On July 3rd, 2011, April Arrglington (like me, a self-described "know-it-all wannabe," who has become fascinated with "the different ways audiences now relate to stories in this new era of social media and mobile technology") posted a truly insightful blogpost about "transmedia" storytelling. In particular, read April's sparkling review of the different definitions of "transmedia" (April's review may help to explain some of the confusion around the term "transmedia" - a term that I don't like because it seems to suggest the platforms are somehow more important than the act of telling stories in new ways made possible by the Internet). From there, April launches into a great review of what we know (and what we have yet to learn) about the revolutionary storytelling opportunities filmmakers have in this New World of digital filmmaking and distribution. Read in particular her predictions about a new project based on the Harry Potter franchise, Pottermore, and how that project might just change the way we think about transmedia storytelling.

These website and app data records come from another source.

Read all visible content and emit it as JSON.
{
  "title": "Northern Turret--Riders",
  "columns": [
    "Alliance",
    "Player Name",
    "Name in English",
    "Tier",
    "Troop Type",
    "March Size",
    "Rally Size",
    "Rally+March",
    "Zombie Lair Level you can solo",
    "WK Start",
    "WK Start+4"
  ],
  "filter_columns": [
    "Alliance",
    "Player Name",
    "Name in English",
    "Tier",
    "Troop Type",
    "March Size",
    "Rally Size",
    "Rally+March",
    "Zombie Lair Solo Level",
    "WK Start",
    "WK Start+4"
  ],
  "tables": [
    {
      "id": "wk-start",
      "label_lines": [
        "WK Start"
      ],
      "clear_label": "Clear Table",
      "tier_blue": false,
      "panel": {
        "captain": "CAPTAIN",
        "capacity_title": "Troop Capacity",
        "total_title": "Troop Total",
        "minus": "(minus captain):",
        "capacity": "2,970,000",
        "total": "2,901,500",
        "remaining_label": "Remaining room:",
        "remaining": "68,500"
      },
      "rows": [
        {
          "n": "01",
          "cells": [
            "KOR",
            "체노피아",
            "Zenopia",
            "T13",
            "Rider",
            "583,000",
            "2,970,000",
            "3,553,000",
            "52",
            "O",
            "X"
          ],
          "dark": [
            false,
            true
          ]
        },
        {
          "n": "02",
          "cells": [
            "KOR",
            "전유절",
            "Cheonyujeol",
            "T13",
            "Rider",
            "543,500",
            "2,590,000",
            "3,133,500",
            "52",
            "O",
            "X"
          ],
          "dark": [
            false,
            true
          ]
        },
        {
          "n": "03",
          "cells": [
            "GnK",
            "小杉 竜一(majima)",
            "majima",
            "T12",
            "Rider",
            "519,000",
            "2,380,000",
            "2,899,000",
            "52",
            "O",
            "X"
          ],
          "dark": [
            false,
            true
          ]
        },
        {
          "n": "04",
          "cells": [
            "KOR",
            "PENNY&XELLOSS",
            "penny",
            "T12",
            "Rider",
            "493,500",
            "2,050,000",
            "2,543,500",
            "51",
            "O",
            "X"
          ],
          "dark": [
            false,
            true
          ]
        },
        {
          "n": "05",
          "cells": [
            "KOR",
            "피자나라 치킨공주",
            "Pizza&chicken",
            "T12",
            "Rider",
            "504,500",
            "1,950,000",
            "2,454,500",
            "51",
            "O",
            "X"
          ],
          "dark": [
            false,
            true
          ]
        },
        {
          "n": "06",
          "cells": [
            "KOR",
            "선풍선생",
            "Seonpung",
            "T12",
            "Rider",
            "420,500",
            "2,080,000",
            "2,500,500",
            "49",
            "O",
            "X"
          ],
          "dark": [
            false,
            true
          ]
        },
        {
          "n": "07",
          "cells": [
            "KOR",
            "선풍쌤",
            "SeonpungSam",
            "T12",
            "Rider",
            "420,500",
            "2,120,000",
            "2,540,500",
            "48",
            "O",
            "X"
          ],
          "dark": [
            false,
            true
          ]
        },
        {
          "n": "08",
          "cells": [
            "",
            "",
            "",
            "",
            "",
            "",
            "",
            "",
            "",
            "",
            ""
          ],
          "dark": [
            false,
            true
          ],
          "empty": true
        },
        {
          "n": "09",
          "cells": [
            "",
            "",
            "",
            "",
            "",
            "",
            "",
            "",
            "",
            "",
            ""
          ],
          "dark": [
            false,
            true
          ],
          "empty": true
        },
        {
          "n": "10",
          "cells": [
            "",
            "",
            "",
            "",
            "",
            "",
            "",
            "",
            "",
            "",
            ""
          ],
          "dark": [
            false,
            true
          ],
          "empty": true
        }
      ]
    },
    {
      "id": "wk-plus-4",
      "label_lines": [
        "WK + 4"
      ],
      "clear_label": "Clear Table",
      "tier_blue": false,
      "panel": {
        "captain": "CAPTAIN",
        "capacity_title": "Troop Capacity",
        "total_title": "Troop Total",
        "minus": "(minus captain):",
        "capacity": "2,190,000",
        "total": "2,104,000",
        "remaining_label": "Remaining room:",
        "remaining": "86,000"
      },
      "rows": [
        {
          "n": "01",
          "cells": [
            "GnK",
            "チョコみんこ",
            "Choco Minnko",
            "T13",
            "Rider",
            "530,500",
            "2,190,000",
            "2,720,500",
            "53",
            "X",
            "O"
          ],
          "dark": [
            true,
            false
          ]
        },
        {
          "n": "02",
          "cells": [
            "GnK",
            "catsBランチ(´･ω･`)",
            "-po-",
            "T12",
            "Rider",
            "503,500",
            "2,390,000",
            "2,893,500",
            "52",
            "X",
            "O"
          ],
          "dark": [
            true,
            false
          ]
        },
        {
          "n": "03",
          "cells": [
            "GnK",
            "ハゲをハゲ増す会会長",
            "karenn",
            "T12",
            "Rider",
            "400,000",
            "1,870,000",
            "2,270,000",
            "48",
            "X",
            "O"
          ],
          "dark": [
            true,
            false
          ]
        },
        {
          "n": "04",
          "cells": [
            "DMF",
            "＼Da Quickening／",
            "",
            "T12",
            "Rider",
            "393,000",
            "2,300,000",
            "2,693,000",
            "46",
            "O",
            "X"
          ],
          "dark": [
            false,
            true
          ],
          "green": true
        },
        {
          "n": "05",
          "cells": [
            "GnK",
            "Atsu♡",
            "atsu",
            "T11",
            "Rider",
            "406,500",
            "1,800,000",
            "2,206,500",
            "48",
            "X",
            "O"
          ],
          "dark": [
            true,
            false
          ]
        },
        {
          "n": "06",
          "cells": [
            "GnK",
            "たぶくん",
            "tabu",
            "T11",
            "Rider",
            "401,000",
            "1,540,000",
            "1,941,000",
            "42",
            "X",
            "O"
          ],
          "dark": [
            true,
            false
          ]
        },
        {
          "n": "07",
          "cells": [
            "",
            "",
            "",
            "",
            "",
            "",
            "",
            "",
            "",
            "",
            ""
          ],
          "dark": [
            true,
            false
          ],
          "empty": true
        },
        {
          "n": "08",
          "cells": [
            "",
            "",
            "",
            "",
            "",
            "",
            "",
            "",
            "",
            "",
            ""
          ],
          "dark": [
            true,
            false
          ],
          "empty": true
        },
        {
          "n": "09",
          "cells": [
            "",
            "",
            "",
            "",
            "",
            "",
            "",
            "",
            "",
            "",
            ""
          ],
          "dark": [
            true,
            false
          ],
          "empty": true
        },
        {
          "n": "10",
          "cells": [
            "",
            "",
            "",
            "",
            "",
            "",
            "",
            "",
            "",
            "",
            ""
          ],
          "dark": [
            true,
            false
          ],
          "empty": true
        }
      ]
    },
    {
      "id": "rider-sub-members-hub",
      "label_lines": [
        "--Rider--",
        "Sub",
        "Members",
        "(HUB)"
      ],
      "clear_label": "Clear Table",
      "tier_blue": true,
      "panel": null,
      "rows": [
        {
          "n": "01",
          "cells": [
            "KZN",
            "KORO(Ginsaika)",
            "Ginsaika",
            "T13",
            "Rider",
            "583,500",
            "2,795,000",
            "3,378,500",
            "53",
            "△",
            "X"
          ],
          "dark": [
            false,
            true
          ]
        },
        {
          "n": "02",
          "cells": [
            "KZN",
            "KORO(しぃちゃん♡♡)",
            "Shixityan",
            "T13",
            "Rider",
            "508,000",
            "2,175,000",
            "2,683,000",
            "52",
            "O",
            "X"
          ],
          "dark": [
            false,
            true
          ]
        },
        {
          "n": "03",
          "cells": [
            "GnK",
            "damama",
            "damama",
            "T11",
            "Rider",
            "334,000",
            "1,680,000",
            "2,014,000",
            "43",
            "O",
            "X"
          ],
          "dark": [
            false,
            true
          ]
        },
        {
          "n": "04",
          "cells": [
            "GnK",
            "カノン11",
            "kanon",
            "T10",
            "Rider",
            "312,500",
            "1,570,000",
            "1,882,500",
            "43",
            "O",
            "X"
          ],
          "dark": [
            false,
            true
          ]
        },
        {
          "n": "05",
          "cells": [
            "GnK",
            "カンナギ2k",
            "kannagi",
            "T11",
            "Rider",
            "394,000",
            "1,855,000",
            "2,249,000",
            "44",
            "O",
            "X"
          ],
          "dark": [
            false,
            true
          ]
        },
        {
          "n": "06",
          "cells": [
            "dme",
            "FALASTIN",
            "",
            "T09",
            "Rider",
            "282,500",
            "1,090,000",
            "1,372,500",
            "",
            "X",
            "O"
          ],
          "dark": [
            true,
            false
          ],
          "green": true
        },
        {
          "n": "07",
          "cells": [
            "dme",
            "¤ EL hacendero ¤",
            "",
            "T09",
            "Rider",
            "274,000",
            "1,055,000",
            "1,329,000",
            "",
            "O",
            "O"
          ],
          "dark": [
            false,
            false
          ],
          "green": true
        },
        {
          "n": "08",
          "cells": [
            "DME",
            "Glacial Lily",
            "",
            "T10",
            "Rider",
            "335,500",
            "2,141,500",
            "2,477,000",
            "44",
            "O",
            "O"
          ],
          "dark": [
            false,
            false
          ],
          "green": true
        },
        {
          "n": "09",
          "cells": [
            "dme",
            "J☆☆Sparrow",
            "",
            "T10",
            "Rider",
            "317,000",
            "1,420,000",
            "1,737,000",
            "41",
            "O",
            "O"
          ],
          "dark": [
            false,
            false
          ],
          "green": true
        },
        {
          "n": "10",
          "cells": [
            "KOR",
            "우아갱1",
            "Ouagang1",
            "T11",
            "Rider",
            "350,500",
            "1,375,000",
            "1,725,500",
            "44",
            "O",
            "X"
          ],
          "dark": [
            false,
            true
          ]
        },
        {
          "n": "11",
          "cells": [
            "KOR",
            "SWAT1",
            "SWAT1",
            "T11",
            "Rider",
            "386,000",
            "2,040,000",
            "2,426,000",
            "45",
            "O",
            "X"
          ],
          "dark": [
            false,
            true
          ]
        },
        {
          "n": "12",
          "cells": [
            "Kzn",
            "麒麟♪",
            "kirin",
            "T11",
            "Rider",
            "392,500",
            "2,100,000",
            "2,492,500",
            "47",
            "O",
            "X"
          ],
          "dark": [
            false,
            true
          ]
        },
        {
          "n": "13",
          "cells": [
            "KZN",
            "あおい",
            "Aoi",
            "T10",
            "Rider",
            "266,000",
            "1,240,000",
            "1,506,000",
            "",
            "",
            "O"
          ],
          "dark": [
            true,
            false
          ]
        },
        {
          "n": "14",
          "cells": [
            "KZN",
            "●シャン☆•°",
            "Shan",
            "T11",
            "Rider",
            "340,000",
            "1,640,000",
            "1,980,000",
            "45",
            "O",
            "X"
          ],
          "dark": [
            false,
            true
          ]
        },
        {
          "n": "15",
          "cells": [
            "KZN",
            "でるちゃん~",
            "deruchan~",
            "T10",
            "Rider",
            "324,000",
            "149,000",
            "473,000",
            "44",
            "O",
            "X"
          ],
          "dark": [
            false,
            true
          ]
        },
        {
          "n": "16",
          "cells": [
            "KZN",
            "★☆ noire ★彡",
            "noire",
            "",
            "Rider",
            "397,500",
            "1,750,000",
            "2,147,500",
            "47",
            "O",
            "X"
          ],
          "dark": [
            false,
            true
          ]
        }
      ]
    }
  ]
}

Here are just a couple of the ideas - crucial for anyone whose story will be told "in pieces" - that April covers:
What we call "transmedia" continues to evolve, but the sense of community that can be built across multiple platforms, where interactive components engage and inspire, is not simply a question of the methods of storytelling. Just because a property expands across multiple platforms, it doesn't mean that the storyteller has really engaged in transmedia storytelling. As April writes: "Transmedia storytelling is not something you can slap onto any property. Ideally, transmedia should be considered as a way to develop a property from the ground up."